* WHAT NEEDS TO BE DONE
Check each line of the data for "Error" and select those that have it.

(Stored records)
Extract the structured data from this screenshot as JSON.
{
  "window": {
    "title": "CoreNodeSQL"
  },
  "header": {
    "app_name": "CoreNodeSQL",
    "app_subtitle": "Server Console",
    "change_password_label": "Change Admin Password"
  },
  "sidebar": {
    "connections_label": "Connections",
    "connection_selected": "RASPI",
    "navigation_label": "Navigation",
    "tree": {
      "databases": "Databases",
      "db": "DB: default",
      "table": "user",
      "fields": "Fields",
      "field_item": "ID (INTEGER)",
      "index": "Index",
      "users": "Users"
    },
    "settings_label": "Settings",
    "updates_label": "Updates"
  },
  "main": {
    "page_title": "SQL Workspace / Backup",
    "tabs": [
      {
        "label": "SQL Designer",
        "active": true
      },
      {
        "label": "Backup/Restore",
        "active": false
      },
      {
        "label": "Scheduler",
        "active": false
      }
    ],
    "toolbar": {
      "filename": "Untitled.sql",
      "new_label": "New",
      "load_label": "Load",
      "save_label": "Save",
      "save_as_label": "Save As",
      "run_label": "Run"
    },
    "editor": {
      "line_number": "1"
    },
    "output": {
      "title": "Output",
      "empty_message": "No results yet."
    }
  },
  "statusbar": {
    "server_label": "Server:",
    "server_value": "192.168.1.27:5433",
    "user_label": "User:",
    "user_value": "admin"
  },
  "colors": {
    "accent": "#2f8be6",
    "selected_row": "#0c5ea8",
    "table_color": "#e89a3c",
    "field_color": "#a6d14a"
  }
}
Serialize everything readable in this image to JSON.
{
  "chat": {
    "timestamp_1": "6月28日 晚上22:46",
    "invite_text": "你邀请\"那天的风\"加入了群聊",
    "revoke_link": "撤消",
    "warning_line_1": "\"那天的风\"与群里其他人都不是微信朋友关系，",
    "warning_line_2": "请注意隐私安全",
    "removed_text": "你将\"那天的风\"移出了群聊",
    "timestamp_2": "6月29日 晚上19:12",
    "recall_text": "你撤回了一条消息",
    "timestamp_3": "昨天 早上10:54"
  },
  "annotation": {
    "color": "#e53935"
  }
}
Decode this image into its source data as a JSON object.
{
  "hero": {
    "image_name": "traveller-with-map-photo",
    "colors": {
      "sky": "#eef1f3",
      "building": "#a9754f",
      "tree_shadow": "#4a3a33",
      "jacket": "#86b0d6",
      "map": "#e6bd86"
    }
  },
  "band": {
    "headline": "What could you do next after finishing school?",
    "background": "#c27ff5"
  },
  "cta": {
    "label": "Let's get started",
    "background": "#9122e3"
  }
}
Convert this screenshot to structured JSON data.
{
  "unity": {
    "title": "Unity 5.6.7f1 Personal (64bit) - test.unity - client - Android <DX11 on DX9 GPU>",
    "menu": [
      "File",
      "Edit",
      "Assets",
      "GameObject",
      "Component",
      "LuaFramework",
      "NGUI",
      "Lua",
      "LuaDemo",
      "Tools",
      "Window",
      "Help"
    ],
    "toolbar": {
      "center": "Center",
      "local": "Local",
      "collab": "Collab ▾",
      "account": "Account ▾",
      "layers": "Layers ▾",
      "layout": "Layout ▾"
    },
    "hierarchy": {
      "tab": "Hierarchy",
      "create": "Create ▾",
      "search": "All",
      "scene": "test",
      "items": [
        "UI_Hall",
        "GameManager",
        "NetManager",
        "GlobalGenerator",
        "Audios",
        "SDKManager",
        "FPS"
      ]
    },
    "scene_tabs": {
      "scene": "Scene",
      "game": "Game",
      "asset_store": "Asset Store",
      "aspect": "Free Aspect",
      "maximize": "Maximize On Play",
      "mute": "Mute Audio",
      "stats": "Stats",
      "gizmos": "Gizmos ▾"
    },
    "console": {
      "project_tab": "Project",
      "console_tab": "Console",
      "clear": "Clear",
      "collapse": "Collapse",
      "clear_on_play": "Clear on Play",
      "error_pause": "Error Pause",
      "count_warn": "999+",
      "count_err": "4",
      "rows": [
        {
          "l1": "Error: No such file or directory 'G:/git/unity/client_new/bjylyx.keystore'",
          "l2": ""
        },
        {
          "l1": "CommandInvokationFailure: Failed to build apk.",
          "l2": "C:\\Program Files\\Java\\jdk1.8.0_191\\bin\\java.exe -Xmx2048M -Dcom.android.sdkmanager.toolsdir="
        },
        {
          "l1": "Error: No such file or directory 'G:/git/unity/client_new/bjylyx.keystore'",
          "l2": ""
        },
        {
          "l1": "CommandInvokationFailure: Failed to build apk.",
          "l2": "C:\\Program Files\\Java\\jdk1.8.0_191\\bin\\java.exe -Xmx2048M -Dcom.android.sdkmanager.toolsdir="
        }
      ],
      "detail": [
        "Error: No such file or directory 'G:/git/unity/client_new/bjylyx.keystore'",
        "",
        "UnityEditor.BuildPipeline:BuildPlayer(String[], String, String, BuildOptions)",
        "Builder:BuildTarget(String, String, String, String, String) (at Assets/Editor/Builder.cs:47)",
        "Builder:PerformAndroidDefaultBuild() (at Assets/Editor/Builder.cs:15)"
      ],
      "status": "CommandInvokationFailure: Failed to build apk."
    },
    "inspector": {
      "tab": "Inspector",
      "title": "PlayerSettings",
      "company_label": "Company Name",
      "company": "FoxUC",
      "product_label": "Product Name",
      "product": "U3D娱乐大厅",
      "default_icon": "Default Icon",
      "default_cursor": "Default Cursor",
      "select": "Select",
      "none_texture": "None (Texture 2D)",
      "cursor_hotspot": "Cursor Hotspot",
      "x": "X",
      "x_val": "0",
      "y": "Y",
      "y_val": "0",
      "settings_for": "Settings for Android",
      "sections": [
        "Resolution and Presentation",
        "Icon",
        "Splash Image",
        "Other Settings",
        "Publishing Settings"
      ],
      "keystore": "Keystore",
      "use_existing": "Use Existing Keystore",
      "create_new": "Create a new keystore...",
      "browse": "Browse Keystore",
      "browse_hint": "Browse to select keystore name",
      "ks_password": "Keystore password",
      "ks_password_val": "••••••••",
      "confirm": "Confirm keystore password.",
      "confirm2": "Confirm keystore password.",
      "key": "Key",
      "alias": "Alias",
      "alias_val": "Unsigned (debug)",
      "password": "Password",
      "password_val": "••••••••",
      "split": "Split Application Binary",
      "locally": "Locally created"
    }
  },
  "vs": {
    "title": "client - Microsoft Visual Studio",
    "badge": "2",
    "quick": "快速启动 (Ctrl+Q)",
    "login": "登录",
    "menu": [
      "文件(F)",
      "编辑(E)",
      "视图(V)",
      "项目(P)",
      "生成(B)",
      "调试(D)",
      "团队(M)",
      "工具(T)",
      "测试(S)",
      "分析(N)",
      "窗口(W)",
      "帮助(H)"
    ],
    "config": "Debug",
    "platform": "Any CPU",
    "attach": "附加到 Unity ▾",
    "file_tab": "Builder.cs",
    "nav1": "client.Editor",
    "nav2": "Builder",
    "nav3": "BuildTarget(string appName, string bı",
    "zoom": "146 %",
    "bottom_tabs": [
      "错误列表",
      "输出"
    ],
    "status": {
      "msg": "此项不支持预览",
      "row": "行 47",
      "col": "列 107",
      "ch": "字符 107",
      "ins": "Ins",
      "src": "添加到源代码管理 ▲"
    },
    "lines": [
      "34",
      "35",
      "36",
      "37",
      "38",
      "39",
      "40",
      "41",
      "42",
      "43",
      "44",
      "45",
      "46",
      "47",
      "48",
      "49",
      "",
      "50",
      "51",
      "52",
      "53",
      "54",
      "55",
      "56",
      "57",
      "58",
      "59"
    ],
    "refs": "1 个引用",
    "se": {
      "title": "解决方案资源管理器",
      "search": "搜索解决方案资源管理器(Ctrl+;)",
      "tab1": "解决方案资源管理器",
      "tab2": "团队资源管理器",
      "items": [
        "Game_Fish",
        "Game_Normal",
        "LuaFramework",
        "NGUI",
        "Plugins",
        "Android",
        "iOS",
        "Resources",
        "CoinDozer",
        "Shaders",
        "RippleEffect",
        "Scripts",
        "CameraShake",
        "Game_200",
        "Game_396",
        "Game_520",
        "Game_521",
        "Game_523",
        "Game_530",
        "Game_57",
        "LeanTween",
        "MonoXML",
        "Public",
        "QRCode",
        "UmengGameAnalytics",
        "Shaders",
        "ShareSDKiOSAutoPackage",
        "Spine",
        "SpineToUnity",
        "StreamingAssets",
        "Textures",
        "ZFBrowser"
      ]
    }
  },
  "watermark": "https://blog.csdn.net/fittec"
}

* PROBLEM SOLUTION
      "error_pause": "Error Pause",
          "l1": "Error: No such file or directory 'G:/git/unity/client_new/bjylyx.keystore'",
          "l1": "Error: No such file or directory 'G:/git/unity/client_new/bjylyx.keystore'",
        "Error: No such file or directory 'G:/git/unity/client_new/bjylyx.keystore'",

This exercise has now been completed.